The final project!


Project Proposal

In this week’s assignment I will describe in detail my final project proposal: an open gas sensor testing platform for the Smart Citizen Project. This project is broadly described in the Final Project section of my site and I will focus on the materialisation of the proposal.


This project would serve as an station for gas sensors calibration under controlled environmental conditions. It will consist on a series of customisable and interchangeable sensor chambers, where the sensors could be placed and connected between them, and be under controlled environment conditions.

Gas Calibration Chamber

This type of solution has been done in the past on the research by AirSensEUR: an open data/software /hardware multi-sensor platform for air quality monitoring - Michel Gerboles, Laurent Spinelle and Marco Signorini and the aim of this project is to attain such a level of validity, but adapted to the Smart Citizen Sensor platform hardware and costs expectations.


Three main fields of development / design can be identified:

  • Hardware solutions for sensor placement and packaging
  • Non gas related sensor input and actuactor interface
  • Data acquisition and test setup interface

For each of all these section, more details are explained below.


In terms of hardware, there are several areas to be detailed. Firstly, the the sensors’ housings themselves will be made out of PTFE, for it’s easy machinability and low reactivity. Furthermore, lids and fit-ups will be laser cut in transparent acrylic, using rubber o-rings to achieve air-tightness. An example of these modules is shown below:

Module SHT31

These sensors will be connected between each-other with quick connectors and piping easily found in pneumatics hardware stores. A wooden board will be fabricated in order to fix and arrange all the sensors. The fitting to this board will be solved by 3D printed components, designed and modelled parametrically. An example of the resulting array of sensors can be seen below:

Module Display

Both, the sensors and the wooden pannel, are machined in a Fablab’s Shopbot, using Rhino Cam as a strategy planner and

In terms of cost, a quick summary can be shown below:

  • PTFE: 25€/kg, with a total cost of 90€ for the desired chambers
  • Piping, accesories and connections: ~20€
  • 3D printing parts: not assessed

Finally, air-tightness evaluation of these modules is performed with a pressure value outlet found in the fablab with pressure limitting valves. Measuring the pressure stability at the modules’ ends, ensures air-tightness. In fact, this process leads to hardware design changes and involves several iterations in order to assure air-tightness.


Sensor input and output will be interfaced with a Raspberry Pi acquiring sensor data from the variety of sensors and outputting to actuators.

In this case, non-gas pollution sensors are the well know Temperature and Humidity Sensor SHT31 and an analog pressure sensor. The SHT31 comes with an I2C interface, but for the pressure sensor, an I2C-ADC board is designed. This sensor will be used for checking the modules air-tightness during the validation phase.

Module SHT31

Image Source: Groove Seeed - Studio
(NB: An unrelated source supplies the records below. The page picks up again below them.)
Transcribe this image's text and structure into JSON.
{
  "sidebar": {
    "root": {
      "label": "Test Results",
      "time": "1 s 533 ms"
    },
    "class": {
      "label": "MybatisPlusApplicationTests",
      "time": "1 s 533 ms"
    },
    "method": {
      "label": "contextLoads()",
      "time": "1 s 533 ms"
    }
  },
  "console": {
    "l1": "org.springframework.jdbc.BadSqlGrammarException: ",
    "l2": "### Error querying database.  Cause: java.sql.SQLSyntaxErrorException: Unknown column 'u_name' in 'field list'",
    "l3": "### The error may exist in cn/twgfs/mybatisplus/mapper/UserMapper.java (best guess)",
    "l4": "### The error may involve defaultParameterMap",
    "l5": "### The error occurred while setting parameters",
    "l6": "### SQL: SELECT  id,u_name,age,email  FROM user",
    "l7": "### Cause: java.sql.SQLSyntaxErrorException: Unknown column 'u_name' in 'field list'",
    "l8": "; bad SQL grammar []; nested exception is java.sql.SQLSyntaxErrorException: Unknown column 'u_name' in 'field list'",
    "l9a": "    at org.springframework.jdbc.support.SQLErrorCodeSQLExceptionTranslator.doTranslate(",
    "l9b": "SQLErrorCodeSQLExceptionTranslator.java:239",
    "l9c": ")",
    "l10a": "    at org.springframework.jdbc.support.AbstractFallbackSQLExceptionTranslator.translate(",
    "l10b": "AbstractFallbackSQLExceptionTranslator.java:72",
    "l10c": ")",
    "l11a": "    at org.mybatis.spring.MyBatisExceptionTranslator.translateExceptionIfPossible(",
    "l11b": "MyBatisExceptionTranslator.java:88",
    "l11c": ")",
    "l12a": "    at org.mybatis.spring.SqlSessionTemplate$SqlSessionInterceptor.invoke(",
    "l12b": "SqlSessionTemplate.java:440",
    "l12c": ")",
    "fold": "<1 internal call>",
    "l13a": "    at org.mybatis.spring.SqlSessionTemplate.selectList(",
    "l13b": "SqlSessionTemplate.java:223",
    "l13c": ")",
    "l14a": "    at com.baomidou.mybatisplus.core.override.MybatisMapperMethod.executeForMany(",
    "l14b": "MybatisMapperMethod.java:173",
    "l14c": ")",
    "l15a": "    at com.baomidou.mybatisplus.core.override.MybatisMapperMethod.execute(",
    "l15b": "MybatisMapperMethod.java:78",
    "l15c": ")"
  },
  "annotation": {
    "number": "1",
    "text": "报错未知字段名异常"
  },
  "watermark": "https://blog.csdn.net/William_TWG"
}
In terms of outputs, a recirculation pump is used in order to keep a good flow of gas over the sensors. This pump will be actuated with an I2C compatible board, designed during the Output Devices Week. The AIRPO D2028B Pump was already available in the Smart Citizen’s office, but an orientative cost of 15€ is a fair approximation.

Image Source: Abra Electronics

Data acquistion and sensor interface

A data acquisition using a Raspberry Pi is developed for the sensors data to be centralised, logged and displayed. A Pi-Hat is designed in order to centralise the I2C Bus and provide with power and GND to all the sensors. Since the Raspberry Pi has 4 USB available, they will be used to recolect the Smartcitizen’s data, which themselves will be gathering the other pollution sensors data.

An Apache-Hosted-Web interface is programmed in the Raspberry Pi to set up dynamic plots using Dash and providing with a simple test setup and logging interface. An initial example of this interface was done in the Interface Programming Week and is being currently improved.

Finally, a logging system is done over a crontab job (or a daemon in the future), to read sensor data and save it into a .log file which will later on be the source for the Dash plots.

Evaluation and pending tasks

The gas system is tested for airtightness using the Fablab BCN compressed air piping and using an analog pressure sensor to monitor the pressure loss over time. This test leads to several iterations including design changes with o-rings and/or more bolts pressurizing the system.

Finally, as for the current project status and potential schedule (by end of Fabacademy 2018):

  • Gas chamber modules and piping are completed and tested for airtightness, as well as the pump module
  • Pannel and holding system is completed
  • Data acquisition and test execution is not fully completed (execution time ~1month)
  • Final setup and cabling is not completed (execution time ~1 day after completion)